Oral Papers: Collaborative Care & Community C-L II
Background: After medical hospitalization, people with serious mental illness are at high risk of psychiatric destabilization and emergence of suicidal ideation and behavior. For example, in the week following discharge from medical hospitalization, individuals are 10 times more likely to die by suicide compared with matched controls(1). Although suicide research traditionally focused on psychiatric hospitalizations, half of patients who suicide within 3 days of discharge were hospitalized for non-psychiatric reasons(2). Despite this extreme vulnerability, identification of patients at high risk of suicide following medical hospitalization remains unclear. To address this issue, we developed an actuarial risk algorithm predicting readmission for suicidality after medical hospitalization.
Methods: In this longitudinal cohort study, electronic health record data from adult ( >18-years-old) patients with serious mental illness (major depressive disorder, bipolar disorder, or psychotic disorder) were used to develop an algorithm to predict readmission for suicidality after medical hospitalization. We extracted codified data on diagnosis (ICD-9 and 10 codes), medications, care utilization (ambulatory, emergency department, and hospital encounters), demographics, and financial charges.
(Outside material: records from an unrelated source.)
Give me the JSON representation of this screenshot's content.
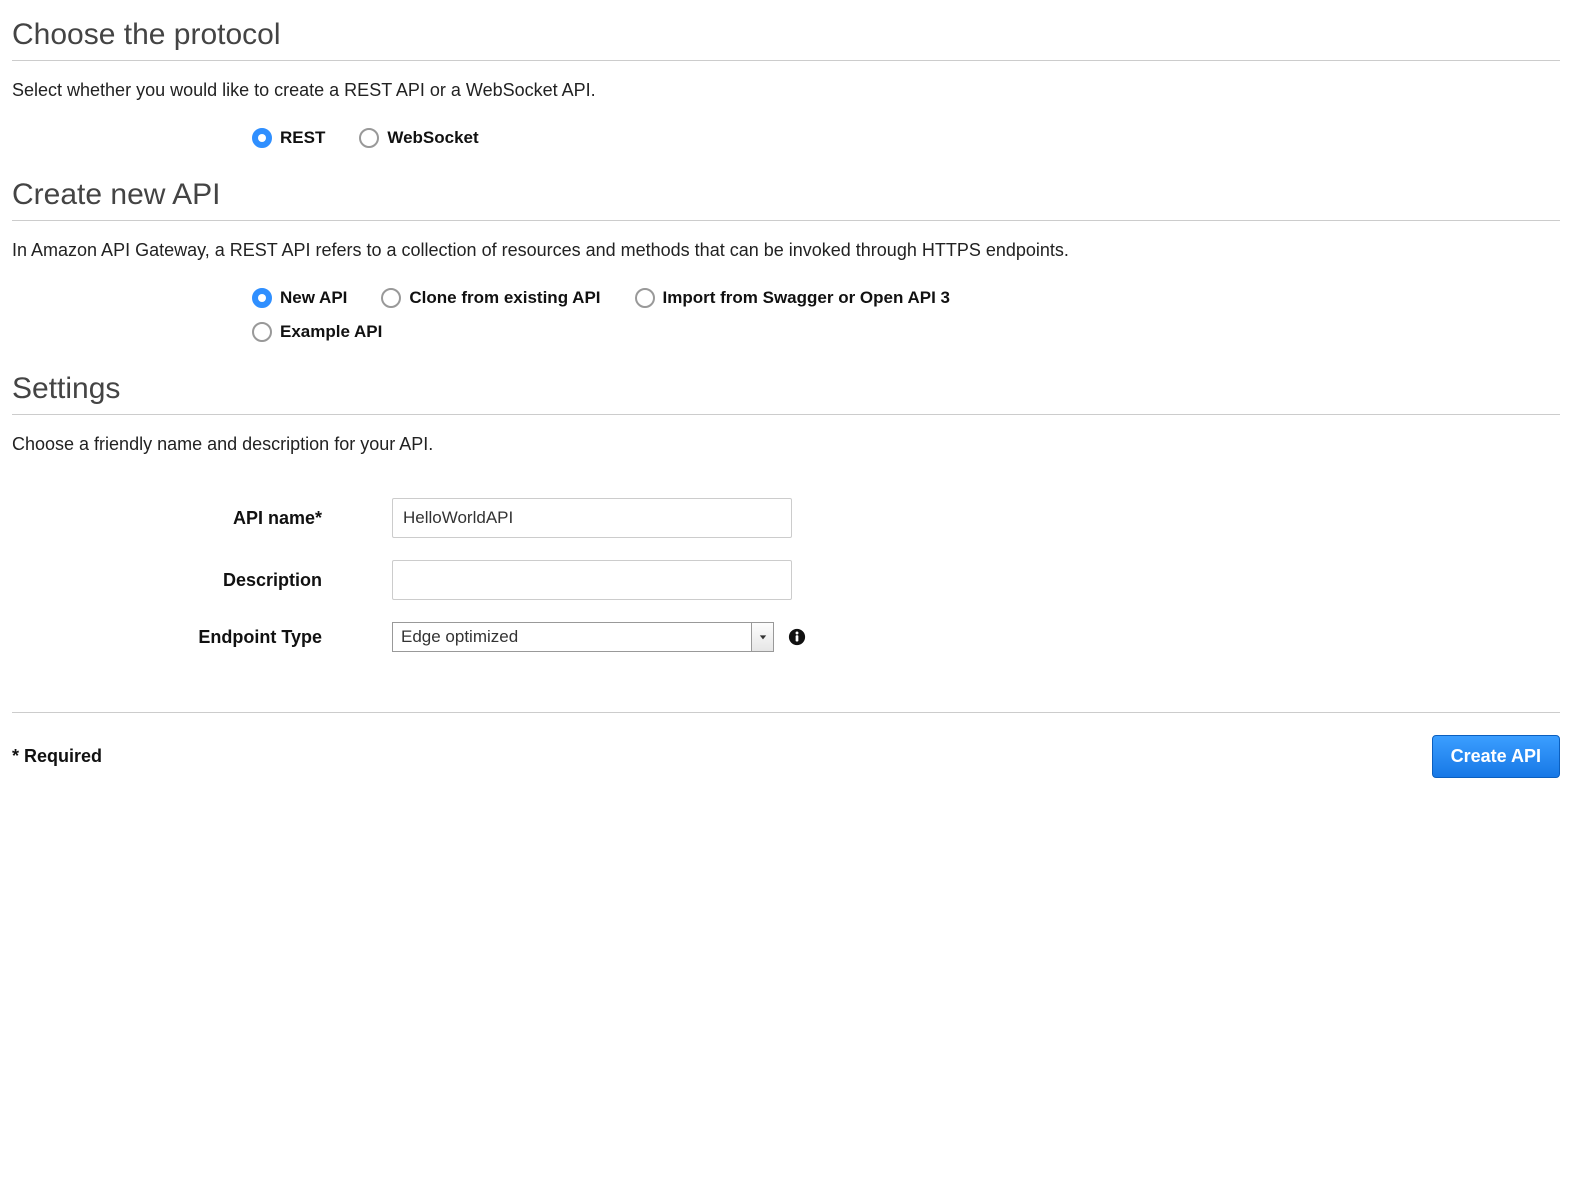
{
  "protocol": {
    "heading": "Choose the protocol",
    "description": "Select whether you would like to create a REST API or a WebSocket API.",
    "options": {
      "rest": "REST",
      "websocket": "WebSocket"
    },
    "selected": "rest"
  },
  "createApi": {
    "heading": "Create new API",
    "description": "In Amazon API Gateway, a REST API refers to a collection of resources and methods that can be invoked through HTTPS endpoints.",
    "options": {
      "new": "New API",
      "clone": "Clone from existing API",
      "import": "Import from Swagger or Open API 3",
      "example": "Example API"
    },
    "selected": "new"
  },
  "settings": {
    "heading": "Settings",
    "description": "Choose a friendly name and description for your API.",
    "fields": {
      "apiName": {
        "label": "API name*",
        "value": "HelloWorldAPI"
      },
      "description": {
        "label": "Description",
        "value": ""
      },
      "endpointType": {
        "label": "Endpoint Type",
        "value": "Edge optimized"
      }
    }
  },
  "footer": {
    "requiredNote": "* Required",
    "createButton": "Create API"
  }
}
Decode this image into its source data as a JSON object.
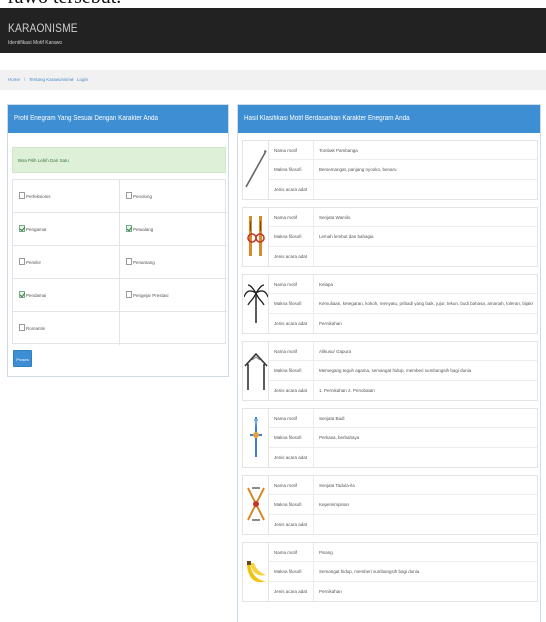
{
  "caption": "rawo tersebut.",
  "header": {
    "title": "KARAONISME",
    "subtitle": "Identifikasi Motif Karawo"
  },
  "breadcrumb": {
    "home": "Home",
    "sep": "/",
    "about": "Tentang Karawonisme",
    "login": "Login"
  },
  "left_panel": {
    "title": "Profil Enegram Yang Sesuai Dengan Karakter Anda",
    "notice": "Bisa Pilih Lebih Dari Satu",
    "options": [
      {
        "label": "Perfeksionis",
        "checked": false
      },
      {
        "label": "Penolong",
        "checked": false
      },
      {
        "label": "Pengamat",
        "checked": true
      },
      {
        "label": "Petualang",
        "checked": true
      },
      {
        "label": "Pemikir",
        "checked": false
      },
      {
        "label": "Penantang",
        "checked": false
      },
      {
        "label": "Pendamai",
        "checked": true
      },
      {
        "label": "Pengejar Prestasi",
        "checked": false
      },
      {
        "label": "Romantis",
        "checked": false
      }
    ],
    "submit_label": "Proses"
  },
  "right_panel": {
    "title": "Hasil Klasifikasi Motif Berdasarkan Karakter Enegram Anda",
    "keys": {
      "name": "Nama motif",
      "meaning": "Makna filosofi",
      "type": "Jenis acara adat"
    },
    "motifs": [
      {
        "icon": "tombak-motif-icon",
        "name": "Tombak Pambanga",
        "meaning": "Bersemangat, panjang nyonko, benaru",
        "type": ""
      },
      {
        "icon": "senjata-motif-icon",
        "name": "Senjata Wamilo",
        "meaning": "Lemah lembut dan bahagia",
        "type": ""
      },
      {
        "icon": "kelapa-motif-icon",
        "name": "Kelapa",
        "meaning": "Kemuliaan, ketegaran, kokoh, menyatu, pribadi yang baik, jujur, tekun, budi bahasa, amanah, toleran, bijaksana, berbagi",
        "type": "Pernikahan"
      },
      {
        "icon": "gapura-motif-icon",
        "name": "Alikusu/ Gapura",
        "meaning": "Memegang teguh agama, semangat hidup, memberi sumbangsih bagi dunia",
        "type": "1. Pernikahan 2. Penobatan"
      },
      {
        "icon": "senjata-badi-motif-icon",
        "name": "Senjata Badi",
        "meaning": "Perkasa, berbahaya",
        "type": ""
      },
      {
        "icon": "tadula-motif-icon",
        "name": "Senjata Tadula-ila",
        "meaning": "Kepemimpinan",
        "type": ""
      },
      {
        "icon": "pisang-motif-icon",
        "name": "Pisang",
        "meaning": "Semangat hidup, memberi sumbangsih bagi dunia",
        "type": "Pernikahan"
      }
    ]
  }
}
Classification Trees were implemented to hierarchically structure linear, nonlinear, and interactive predictors. The gold-standard outcome was readmission for suicide attempt and/or ideation in the 12 months following medical hospitalization. As the outcome of suicidality was infrequent, balanced trees were derived and 10-fold cross-validation was used to internally validate the models. The sensitivity, specificity, accuracy and area under the curve (AUC) were compared. Analyses were conducted in R 3.4.0 and Python 3.7.0, SciPy v0.19.1. The UCLA IRB approved this study.
Results: There were 16,552 medical hospitalizations (N=5,255) of patients with serious mental illness (major depressive disorder, bipolar disorder, or primary psychotic disorder) from 2006-2016 across two study sites. 287 patients were rehospitalized (5.5% of all patients) for suicide attempt (N=83) and/or suicidal ideation (N=220) following medical hospitalization. The model accurately identified 107/108 rehospitalizations for suicide attempt and 312/338 rehospitalizations for suicidal ideation. The model identified three pathways of increased risk of suicide attempt [Sensitivity:99.1%, Specificity:97.3%, Accuracy:97.3, AUC:0.69], suicidal ideation [Sensitivity:92.3%, Specificity:84.6%, Accuracy:84.7, AUC0.93], and any suicidality [Sensitivity:92.2%, Specificity:84.9%, Accuracy:85.1, AUC:0.71]. Highest risk phenotypes were characterized by prior suicidality, moderate Elixhauser Comorbidity Index, and psychiatric comorbidity. Low risk phenotypes were characterized by frequent contact with medical providers with antecedent medical hospitalizations and ambulatory visits.
Conclusions: The high concentrated risk of suicidality among certain phenotypes of patients following medical hospitalization may justify increased referral to psychiatric services or aftercare interventions. Identification of modifiable non-linear and interactive predictors may inform hospital-based interventions to mitigate suicide risk after hospitalization.
1.Qin,P.,et al."Hospitalization for physical illness and risk of subsequent suicide: a population study." J.of internal medicine 273.1(2013):48-58.
2.Drake,S.A.,et al."Suicide within 72 hours after discharge from health care settings: Decedent characteristics." Am J.of forensic medicine and pathology 37.1(2016):32-34.